"Donald Trump committed a massive crime against our Constitution and our people and the worst violation of the presidential oath of office in the history of the United States of America," lead impeachment manager Rep. Jamie Raskin said.

The Maryland Democrat told senators the prosecution plans to lay out the evidence "for you to see and hear and digest" and argued it will prove that Trump was "no innocent bystander."

"It will show that Donald Trump surrendered his role as commander-in-chief and became the inciter-in-chief of a dangerous insurrection," Raskin said.

Here's a look at key parts of Raskin's remarks.

Trump "abdicated his duty"

Raskin told senators that House managers would be presenting videos of the violence at the Capitol on Jan. 6. (That's after they led off Tuesday's proceedings with a graphic video.) He warned teachers or parents of children watching the trial that the materials would often be graphic and disturbing.

"The evidence will show you that [Trump] assembled, inflamed and incited his followers to descend upon the Capitol to "stop the steal," to block Vice President Pence and Congress from finalizing his opponent's election victory over him," Raskin said.

Raskin pointed to the video Trump published hours after the mob breached the Capitol, in which he address supporters and repeated his false claims of election fraud.

"I know you're hurt. We had an election that was stolen from us. It was a landslide election, and everyone knows it, especially the other side," Trump said at the time, later adding "We love you. You're very special."

"If anyone ever had a doubt as to his focus that day, it was not to defend us, it was not to console us, it was to praise and sympathize and commiserate with the rampaging mob," Raskin said.

Trump "saw it coming"

Raskin pushed back against an argument made Tuesday from Trump lawyer Bruce Castor Jr. in defense of Trump's actions on Jan. 6.

"President Trump, according to Mr. Castor, is essentially an innocent bystander who got swept up in this catastrophe but did nothing wrong," Raskin said.

He said his team plans to show that Trump had been "warned" that his followers were preparing for a violent attack via "media reports, law enforcement reports and even arrests."

"He saw it coming," Raskin said. "To us, it may have felt like chaos and madness, but there was method in the madness that day."

Raskin added: "This mob got organized so openly because — as they would later scream in these halls and as they posted on forums before the attack — they were sent here by the president.
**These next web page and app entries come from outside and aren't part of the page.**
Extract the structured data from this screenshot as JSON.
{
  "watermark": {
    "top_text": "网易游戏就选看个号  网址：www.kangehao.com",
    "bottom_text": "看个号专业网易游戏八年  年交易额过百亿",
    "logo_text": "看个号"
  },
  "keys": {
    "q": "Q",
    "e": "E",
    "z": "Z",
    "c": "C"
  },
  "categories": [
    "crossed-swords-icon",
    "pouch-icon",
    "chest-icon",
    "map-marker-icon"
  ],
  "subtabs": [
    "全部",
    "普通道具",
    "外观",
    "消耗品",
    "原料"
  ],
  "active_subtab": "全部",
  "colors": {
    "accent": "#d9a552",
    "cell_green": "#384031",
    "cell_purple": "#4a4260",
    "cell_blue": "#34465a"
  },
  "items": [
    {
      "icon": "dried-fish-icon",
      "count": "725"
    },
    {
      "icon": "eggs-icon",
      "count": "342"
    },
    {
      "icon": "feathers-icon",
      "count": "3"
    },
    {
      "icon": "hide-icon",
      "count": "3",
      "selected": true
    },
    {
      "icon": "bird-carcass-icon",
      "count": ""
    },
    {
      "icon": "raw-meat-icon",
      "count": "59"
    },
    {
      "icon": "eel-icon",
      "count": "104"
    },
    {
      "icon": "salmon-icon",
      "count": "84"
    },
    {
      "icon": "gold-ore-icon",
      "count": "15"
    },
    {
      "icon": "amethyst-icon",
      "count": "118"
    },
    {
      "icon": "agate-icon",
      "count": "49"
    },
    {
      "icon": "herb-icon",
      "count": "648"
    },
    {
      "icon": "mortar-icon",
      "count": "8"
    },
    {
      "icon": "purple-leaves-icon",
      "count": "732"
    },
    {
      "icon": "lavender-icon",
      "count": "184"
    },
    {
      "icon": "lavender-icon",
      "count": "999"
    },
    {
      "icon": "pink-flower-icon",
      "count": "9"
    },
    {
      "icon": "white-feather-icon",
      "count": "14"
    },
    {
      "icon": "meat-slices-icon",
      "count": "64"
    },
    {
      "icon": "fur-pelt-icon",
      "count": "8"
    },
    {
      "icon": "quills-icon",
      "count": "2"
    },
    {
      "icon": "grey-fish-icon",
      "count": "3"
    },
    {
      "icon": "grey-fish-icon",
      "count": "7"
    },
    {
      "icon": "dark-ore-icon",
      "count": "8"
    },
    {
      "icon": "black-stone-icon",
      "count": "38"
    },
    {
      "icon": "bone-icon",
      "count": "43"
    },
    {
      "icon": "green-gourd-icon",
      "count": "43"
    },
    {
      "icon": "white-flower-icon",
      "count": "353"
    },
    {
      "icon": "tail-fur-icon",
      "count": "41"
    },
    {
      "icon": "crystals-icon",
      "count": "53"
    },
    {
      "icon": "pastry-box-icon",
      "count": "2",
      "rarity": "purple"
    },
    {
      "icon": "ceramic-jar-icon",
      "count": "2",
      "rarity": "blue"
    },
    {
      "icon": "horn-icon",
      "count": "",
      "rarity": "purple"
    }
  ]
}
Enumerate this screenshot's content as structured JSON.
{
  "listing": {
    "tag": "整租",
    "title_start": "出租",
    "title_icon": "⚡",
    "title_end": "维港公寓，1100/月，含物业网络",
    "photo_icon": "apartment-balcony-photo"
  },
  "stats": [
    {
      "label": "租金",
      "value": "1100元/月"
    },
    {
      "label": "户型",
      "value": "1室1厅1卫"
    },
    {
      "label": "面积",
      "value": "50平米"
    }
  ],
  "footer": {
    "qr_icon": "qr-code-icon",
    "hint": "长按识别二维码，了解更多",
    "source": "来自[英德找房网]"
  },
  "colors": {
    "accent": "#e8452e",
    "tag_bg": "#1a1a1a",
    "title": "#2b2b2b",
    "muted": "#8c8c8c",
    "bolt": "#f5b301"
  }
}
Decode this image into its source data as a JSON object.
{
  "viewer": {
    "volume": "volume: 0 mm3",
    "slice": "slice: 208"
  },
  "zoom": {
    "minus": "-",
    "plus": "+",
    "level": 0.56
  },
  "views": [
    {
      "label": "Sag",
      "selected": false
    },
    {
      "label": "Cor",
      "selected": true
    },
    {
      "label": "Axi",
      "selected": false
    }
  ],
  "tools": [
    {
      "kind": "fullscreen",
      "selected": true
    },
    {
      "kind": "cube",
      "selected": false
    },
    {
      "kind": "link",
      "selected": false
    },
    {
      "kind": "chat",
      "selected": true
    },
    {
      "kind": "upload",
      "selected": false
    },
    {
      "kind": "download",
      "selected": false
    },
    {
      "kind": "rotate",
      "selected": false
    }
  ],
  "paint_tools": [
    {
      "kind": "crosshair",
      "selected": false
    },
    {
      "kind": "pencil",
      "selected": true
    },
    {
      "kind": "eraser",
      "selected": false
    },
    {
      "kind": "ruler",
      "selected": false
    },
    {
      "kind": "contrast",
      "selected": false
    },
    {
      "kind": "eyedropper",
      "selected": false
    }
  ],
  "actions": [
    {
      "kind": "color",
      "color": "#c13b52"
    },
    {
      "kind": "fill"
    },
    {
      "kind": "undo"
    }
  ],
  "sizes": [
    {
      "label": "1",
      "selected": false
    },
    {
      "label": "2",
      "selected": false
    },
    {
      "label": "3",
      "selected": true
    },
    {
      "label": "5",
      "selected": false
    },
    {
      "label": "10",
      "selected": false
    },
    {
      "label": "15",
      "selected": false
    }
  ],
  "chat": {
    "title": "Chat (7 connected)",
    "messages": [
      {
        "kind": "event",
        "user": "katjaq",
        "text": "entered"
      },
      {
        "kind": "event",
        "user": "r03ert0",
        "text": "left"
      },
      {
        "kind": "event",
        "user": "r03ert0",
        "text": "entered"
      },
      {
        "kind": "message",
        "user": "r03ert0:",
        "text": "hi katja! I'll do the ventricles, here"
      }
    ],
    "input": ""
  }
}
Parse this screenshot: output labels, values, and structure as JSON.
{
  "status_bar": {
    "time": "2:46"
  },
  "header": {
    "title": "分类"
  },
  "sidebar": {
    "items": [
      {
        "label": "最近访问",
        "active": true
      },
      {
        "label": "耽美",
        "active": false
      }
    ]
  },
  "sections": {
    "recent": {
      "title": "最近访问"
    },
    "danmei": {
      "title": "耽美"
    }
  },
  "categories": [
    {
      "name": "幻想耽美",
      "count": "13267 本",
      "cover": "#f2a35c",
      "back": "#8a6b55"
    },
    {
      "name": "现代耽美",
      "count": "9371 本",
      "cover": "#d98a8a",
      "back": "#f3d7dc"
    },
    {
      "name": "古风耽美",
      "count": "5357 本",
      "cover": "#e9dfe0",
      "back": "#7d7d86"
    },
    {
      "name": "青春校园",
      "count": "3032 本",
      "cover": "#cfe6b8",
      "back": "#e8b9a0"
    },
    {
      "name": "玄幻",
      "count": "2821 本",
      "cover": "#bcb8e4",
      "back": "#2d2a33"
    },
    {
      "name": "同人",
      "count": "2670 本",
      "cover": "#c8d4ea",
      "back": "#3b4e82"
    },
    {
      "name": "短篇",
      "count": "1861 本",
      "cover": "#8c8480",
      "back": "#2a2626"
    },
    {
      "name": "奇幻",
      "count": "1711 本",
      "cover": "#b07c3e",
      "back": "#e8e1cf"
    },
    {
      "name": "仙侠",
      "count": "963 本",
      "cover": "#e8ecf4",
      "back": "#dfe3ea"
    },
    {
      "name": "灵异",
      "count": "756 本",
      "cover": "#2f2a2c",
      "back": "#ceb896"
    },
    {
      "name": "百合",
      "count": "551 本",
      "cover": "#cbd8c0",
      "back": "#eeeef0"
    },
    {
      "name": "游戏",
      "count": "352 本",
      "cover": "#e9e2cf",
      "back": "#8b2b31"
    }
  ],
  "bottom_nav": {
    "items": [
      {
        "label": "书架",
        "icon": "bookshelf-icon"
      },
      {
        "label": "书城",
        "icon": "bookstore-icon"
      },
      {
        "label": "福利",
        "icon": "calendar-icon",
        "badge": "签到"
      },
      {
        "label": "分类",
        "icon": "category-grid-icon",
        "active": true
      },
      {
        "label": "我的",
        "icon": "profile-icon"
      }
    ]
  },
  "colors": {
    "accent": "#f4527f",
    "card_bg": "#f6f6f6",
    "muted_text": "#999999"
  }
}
They were invited here by the president of the United States of America."

Countering claims of First Amendment protections

Trump's lawyers on Tuesday declared that his speech is protected by the First Amendment.

"The factual premise and the legal underpinnings of that claim are all wrong," said Raskin, who taught constitutional law and the First Amendment for decades.

"They present President Trump as merely, like a guy at a rally expressing a political opinion that we disagree with and now we're trying to put him in jail for it. That has nothing to do with the reality of these charges or his constitutional offense."

Raskin argued incitement to violence is not protected speech, pointing to the well-known example of shouting fire in a crowded theater.

"It's more like a case where the town fire chief, who's paid to put out fires, sends a mob, not to yell fire in a crowded theater, but to actually set the theater on fire," he said. "And who then, when the fire alarms go off and the calls start flooding into the fire department asking for help, does nothing but sit back, encourage the mob to continue its rampage and watch the fire spread on TV with glee and delight."

Raskin argued that while a private citizen can express support for overthrowing the government, that's not the case for a president who pledged an oath of office.

"As Justice [Antonin] Scalia once said, memorably, 'You can't ride with the cops and root for the robbers,' " he said. "And if you become inciter-in-chief to the insurrection, you can't expect to be on the payroll as commander-in-chief for the union."

House managers have as many as two days to present their case, with no more than eight hours of arguments in a day. Then, Trump's defense team will have the same time frame to make its case for his acquittal.